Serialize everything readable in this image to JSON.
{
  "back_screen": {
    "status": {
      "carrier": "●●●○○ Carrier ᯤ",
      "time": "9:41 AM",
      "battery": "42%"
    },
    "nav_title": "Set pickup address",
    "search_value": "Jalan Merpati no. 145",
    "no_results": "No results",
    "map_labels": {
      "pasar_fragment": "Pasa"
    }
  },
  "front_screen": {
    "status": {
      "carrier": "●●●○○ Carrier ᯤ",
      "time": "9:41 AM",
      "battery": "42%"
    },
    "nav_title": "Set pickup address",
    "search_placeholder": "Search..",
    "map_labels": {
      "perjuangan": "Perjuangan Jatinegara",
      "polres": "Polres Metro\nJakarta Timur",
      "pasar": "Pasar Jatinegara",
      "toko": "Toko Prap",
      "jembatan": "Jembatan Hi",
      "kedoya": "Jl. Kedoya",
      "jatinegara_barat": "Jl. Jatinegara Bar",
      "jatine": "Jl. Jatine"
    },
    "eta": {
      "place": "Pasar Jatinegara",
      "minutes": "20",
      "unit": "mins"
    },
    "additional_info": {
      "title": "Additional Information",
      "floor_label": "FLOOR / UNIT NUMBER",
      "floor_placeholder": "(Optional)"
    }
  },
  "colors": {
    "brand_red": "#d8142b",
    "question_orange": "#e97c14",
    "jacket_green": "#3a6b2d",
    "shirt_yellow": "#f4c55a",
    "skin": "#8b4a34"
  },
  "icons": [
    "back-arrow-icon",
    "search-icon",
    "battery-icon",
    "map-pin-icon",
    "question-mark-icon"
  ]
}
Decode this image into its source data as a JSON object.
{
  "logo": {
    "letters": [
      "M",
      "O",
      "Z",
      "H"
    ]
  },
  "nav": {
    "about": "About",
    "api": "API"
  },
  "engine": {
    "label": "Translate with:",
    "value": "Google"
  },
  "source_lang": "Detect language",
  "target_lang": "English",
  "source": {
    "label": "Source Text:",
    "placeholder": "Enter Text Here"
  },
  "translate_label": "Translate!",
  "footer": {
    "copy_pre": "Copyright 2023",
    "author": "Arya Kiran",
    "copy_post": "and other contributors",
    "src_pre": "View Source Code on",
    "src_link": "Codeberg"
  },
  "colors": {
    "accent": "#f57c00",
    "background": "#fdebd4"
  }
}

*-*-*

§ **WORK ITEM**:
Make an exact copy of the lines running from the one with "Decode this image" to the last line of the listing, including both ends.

§ **ANSWER FOR THIS EXERCISE**:
Decode this image into its source data as a JSON object.
{
  "logo": {
    "letters": [
      "M",
      "O",
      "Z",
      "H"
    ]
  },
  "nav": {
    "about": "About",
    "api": "API"
  },
  "engine": {
    "label": "Translate with:",
    "value": "Google"
  },
  "source_lang": "Detect language",
  "target_lang": "English",
  "source": {
    "label": "Source Text:",
    "placeholder": "Enter Text Here"
  },
  "translate_label": "Translate!",
  "footer": {
    "copy_pre": "Copyright 2023",
    "author": "Arya Kiran",
    "copy_post": "and other contributors",
    "src_pre": "View Source Code on",
    "src_link": "Codeberg"
  },
  "colors": {
    "accent": "#f57c00",
    "background": "#fdebd4"
  }
}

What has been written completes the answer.